- **What to produce**: What lines of the data below hold the string "Requisições"? Copy each one.

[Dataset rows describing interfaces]

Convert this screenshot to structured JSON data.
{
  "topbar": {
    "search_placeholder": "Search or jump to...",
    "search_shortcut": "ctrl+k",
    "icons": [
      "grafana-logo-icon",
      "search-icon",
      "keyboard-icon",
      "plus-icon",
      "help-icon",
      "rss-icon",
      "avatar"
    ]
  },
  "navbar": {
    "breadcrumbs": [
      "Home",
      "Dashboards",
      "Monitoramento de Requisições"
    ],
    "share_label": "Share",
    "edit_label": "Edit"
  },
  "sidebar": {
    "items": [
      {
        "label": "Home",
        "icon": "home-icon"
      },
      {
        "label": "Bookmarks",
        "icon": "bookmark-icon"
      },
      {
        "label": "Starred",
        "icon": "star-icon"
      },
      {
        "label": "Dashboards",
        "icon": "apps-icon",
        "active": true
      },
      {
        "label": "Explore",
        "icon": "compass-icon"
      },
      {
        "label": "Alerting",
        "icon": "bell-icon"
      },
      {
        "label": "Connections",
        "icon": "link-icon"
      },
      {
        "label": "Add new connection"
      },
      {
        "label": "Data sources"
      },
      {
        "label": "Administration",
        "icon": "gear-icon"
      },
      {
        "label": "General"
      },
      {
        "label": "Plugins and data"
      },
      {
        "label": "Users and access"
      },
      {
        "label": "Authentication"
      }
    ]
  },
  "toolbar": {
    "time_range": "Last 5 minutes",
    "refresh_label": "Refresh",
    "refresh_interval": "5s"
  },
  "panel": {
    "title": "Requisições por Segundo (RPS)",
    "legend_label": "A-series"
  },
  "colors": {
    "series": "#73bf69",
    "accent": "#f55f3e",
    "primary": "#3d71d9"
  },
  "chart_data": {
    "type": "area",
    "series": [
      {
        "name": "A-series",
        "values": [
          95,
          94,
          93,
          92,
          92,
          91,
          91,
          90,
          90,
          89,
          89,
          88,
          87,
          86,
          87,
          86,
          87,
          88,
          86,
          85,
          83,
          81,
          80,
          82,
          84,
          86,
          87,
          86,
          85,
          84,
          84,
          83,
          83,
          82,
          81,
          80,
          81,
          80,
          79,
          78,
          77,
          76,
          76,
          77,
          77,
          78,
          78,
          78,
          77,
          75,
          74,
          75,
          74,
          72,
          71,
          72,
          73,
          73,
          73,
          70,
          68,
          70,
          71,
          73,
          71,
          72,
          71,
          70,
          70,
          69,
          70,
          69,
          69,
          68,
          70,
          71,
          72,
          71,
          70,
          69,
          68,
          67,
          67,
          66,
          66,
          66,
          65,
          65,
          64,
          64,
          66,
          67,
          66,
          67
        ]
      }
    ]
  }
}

- **Solution for this exercise**:
      "Monitoramento de Requisições"
    "title": "Requisições por Segundo (RPS)",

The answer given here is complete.